What Is a Contingent Payment Sale?

A contingent payment sale is a type of sale where the specifics of the sale—such as the full sales price or the number of fixed payments to complete the sale—depends upon future events. Because these transactions are contingent on payments that occur in the future, the total selling price may not be able to be determined at the end of the taxable year of the sale.

Key Takeaways

  • A contingent payment sale is a type of sale where the specifics of the sale—such as the full sales price or the number of fixed payments to complete the sale—depends upon future events.
  • Because these transactions are contingent on payments that occur in the future, the total selling price may not be able to be determined at the end of the taxable year of the sale.
  • An example of a contingent payment sale may occur when a company is under contract to purchase another company, but the sale will be completed several months out.

Understanding a Contingent Payment Sale

An example of a contingent payment sale may occur when a company is under contract to purchase another company, but the sale will be completed several months out. The final sale price of the target company will be determined by the target company's sales for the remainder of the year. Another example is a company that may sell an amount of its stock along with a percentage of that company's net profits.

Contingent payment sales can occur over a period of time longer than a tax year so they entail a special set of rules that vary according to whether the price or the schedule is the fixed amount. There are two methods for computing taxes due during the tax year for a contingent payment sale: maximum selling price or fixed period.

With the maximum selling price method, the assumption is made that all contingencies will be met. So, the price is calculated in a similar manner to the installment sales method. The formula is recalculated if the amount is reduced in subsequent years.

The fixed period method is used if the maximum selling price cannot be determined. With the fixed period method, the period over which payments may be received is fixed. So, the seller's basis is recovered ratably over the period during which payment may be received under the contract.

In some cases, the agreement may not specify either a stated maximum price or limit payments to a fixed period. In this situation, it is fair to question whether or not a sale has realistically occurred. Section 483 of the Internal Revenue Code provides descriptions for the handling of contingent payments and interest on contingent payments.

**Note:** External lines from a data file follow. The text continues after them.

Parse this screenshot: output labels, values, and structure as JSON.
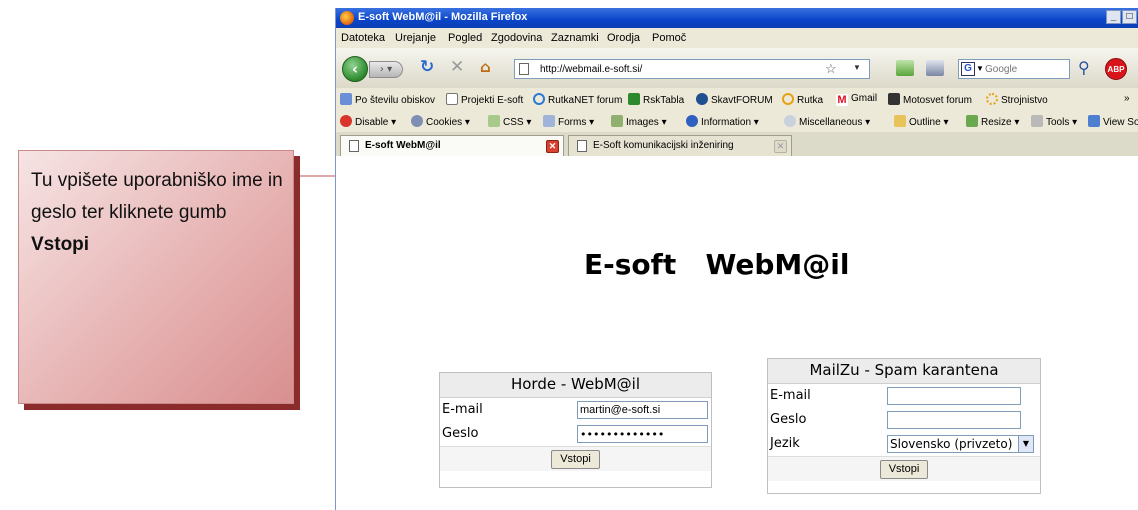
{
  "callout": {
    "text_before": "Tu vpišete uporabniško ime in geslo ter kliknete gumb ",
    "text_bold": "Vstopi"
  },
  "browser": {
    "window_title": "E-soft WebM@il - Mozilla Firefox",
    "menu": [
      "Datoteka",
      "Urejanje",
      "Pogled",
      "Zgodovina",
      "Zaznamki",
      "Orodja",
      "Pomoč"
    ],
    "url": "http://webmail.e-soft.si/",
    "search_placeholder": "Google",
    "bookmarks": [
      "Po številu obiskov",
      "Projekti E-soft",
      "RutkaNET forum",
      "RskTabla",
      "SkavtFORUM",
      "Rutka",
      "Gmail",
      "Motosvet forum",
      "Strojnistvo"
    ],
    "dev_toolbar": [
      "Disable",
      "Cookies",
      "CSS",
      "Forms",
      "Images",
      "Information",
      "Miscellaneous",
      "Outline",
      "Resize",
      "Tools",
      "View Sou"
    ],
    "tabs": [
      "E-soft WebM@il",
      "E-Soft komunikacijski inženiring"
    ],
    "accent_color": "#0a45c8"
  },
  "page": {
    "title": "E-soft   WebM@il"
  },
  "horde": {
    "heading": "Horde - WebM@il",
    "email_label": "E-mail",
    "email_value": "martin@e-soft.si",
    "password_label": "Geslo",
    "password_value": "•••••••••••••",
    "submit_label": "Vstopi"
  },
  "mailzu": {
    "heading": "MailZu - Spam karantena",
    "email_label": "E-mail",
    "email_value": "",
    "password_label": "Geslo",
    "password_value": "",
    "language_label": "Jezik",
    "language_value": "Slovensko (privzeto)",
    "submit_label": "Vstopi"
  }
}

Example of a Contingent Payment Sale

In the spring of 1998, General Mills began exploring possible business acquisitions. After learning that Diageo might be interested in selling Pillsbury, it was generally agreed that Pillsbury would complement General Mills’ existing businesses.

General Mills submitted the terms for its proposed deal to Diageo in June 2000 with a total payment of $10 billion. Diageo's asking price was $10.5 billion. After both sides refused to negotiate their terms, it seemed like the deal would not go through. However, in an effort to resolve the difference between the two positions, the two firms agreed upon including in the terms of the deal a contingent payment on the first anniversary of the transaction that would depend on General Mills’ share price.

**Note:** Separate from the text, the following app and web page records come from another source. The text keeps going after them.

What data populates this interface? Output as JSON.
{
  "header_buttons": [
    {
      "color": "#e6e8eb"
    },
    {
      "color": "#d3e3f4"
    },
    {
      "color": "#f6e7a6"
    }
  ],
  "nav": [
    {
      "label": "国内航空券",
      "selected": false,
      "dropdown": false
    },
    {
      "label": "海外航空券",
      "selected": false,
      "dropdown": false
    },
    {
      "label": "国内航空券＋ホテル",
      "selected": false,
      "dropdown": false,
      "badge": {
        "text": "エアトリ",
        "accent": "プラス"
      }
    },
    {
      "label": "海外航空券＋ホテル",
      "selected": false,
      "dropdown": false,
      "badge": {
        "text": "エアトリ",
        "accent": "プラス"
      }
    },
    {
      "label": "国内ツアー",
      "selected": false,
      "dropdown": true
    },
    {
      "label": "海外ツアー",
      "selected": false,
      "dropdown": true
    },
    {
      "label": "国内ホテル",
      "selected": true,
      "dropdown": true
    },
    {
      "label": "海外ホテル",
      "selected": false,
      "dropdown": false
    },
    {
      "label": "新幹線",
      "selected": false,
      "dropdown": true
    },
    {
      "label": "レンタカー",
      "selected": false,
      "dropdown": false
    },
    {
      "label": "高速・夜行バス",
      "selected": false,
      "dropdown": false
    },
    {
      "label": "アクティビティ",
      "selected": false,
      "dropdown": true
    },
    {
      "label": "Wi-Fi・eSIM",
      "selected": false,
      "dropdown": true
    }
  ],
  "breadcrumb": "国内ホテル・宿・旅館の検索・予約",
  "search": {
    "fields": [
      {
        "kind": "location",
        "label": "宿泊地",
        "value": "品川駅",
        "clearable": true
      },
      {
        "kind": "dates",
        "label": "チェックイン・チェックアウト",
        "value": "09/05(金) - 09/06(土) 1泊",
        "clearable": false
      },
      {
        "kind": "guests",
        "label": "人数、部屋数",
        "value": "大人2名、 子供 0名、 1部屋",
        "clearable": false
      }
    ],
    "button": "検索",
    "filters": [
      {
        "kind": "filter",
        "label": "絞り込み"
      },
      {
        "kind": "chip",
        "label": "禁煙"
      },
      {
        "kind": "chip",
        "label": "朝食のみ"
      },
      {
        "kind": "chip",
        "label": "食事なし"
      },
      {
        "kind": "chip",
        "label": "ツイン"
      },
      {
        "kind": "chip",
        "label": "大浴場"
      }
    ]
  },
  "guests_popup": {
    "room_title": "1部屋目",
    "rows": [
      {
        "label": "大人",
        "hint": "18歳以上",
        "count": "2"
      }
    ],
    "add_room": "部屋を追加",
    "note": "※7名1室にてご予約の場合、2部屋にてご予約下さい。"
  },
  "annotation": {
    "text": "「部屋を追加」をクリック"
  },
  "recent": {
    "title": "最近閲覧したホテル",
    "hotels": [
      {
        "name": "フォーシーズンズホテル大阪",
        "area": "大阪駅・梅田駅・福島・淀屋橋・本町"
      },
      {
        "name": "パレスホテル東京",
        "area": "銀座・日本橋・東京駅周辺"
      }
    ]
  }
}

General Mills didn't want to issue more than one-third of its post-transaction shares to Diageo, and Diageo believed it was necessary to value General Mills’ shares at the current trading prices.